As the list of presenters suggests, this year WRIF has chosen to bring in expertise from outside the region and is seeking a wider audience as well, Canner said. To focus on writers and filmmakers who are working across media, WRIF had to go beyond the Upper Valley and the Twin States.

“I think it would be great if it became a bigger festival in terms of drawing a wider audience,” Canner said.

That doesn’t mean that local stories don’t have a place at the table. The festival will hold a free local filmmakers brunch on Sunday morning, April 28, at which filmmakers will screen their work and participate in a Q&A.

And a workshop on DIY transmedia e-book production later that afternoon will feature Lyme architect and author Don Metz, who has just finished a manuscript about his role in a record-setting bicycle relay across the country. Metz will appear with Olivia Koski of Atavist, a web-based publishing house that has developed a storytelling platform that allows Metz to incorporate Google maps, photos and videos of his race experience into his e-book.

Immediately after, writer and publisher Phil Pochoda will lead a panel discussion on “Books and Transmedia Storytelling” with Koski, author and mobile app creator Kevin Moffett and New York Times columnist and author Pagan Kennedy.

Among the handful of films that will screen at this year’s WRIF is one with a local connection. For Ellen, a film released last year about a struggling rock singer’s search for a relationship with his 6-year-old daughter, was photographed under the direction of Reed Morano, an Upper Valley native and one of the few women working as cinematographers. She shot the widely acclaimed independent film Frozen River, and was named one of “10 Cinematographers to Watch” by Variety in 2011.

The screening of movies is, in a way, an old-school technology as far as this year’s festival is concerned.

“I think that more and more media’s going to become integrated into our daily lives,” Canner said. “It already is like that,” she added, noting the ubiquity of smartphones and tablets, storytelling devices that are portable as any book and more versatile and capacious.

To an extent, the aim of iWRIF is to explain how to live and move in this new environment.
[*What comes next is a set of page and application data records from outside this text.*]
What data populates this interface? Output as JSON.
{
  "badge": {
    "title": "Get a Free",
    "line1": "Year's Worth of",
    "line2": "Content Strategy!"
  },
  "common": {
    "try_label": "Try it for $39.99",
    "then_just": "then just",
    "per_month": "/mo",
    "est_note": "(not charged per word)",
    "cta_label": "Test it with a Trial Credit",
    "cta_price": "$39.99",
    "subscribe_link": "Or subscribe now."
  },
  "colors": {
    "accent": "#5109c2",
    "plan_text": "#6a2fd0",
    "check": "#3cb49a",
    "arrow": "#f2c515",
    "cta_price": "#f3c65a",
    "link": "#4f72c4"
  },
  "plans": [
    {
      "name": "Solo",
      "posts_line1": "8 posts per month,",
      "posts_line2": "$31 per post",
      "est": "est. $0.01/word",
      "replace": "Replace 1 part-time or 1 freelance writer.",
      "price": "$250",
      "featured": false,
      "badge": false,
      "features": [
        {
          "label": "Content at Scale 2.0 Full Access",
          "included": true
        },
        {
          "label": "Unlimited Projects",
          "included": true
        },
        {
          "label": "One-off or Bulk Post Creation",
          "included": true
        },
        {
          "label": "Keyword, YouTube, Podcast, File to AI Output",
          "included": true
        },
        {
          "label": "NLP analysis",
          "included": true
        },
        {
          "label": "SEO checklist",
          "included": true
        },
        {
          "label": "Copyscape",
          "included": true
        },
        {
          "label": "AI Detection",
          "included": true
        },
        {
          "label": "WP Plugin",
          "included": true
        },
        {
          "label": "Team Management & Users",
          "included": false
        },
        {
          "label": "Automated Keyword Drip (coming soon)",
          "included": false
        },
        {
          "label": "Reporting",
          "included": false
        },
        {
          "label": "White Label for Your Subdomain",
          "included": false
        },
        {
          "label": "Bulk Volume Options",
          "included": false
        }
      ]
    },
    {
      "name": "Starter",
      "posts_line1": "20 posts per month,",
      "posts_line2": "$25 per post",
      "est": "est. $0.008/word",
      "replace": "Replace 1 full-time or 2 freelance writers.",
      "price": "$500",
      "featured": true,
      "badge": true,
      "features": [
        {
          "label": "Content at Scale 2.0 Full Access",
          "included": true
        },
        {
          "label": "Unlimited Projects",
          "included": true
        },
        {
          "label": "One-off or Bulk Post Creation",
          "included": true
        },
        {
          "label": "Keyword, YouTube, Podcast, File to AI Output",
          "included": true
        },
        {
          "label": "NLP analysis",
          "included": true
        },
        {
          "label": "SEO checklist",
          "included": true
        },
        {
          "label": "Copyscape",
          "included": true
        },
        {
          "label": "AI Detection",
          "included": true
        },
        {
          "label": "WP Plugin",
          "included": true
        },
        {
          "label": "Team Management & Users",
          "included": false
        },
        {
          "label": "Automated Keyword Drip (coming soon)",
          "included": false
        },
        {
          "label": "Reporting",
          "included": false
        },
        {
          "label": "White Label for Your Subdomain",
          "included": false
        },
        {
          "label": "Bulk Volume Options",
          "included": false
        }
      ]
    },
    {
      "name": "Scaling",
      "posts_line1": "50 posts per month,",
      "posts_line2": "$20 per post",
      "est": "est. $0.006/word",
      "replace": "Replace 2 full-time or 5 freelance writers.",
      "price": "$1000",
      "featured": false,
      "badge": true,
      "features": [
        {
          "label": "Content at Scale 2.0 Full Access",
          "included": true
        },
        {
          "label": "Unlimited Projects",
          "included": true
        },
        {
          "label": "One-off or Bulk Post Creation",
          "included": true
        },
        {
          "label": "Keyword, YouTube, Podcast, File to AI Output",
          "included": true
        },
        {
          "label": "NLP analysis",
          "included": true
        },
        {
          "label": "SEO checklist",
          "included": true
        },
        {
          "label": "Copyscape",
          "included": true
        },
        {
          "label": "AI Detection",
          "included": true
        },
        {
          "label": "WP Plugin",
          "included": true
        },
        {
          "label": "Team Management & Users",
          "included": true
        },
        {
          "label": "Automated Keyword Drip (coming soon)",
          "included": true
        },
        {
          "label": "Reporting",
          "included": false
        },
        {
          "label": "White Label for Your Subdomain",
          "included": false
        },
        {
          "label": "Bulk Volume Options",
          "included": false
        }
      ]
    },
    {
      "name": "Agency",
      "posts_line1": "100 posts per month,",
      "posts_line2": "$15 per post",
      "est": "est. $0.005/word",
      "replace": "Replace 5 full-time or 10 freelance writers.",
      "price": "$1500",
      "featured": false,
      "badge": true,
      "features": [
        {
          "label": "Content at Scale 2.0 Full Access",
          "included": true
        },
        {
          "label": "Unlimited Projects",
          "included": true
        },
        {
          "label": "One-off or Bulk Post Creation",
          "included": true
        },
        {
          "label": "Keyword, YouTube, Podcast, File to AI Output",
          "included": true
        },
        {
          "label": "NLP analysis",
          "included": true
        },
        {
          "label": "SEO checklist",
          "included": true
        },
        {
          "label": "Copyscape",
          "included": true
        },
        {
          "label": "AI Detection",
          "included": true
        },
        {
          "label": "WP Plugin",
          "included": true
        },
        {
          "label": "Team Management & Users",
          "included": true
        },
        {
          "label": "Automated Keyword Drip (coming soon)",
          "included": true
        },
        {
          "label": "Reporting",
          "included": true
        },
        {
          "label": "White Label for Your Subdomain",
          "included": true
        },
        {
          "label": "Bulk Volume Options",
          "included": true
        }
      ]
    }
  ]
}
It isn’t as though people don’t already spend time reading or watching TV, Canner said. The future of storytelling is just less passive and more interactive.

Ticket prices and schedule information for WRIF are available at www.wrif.org.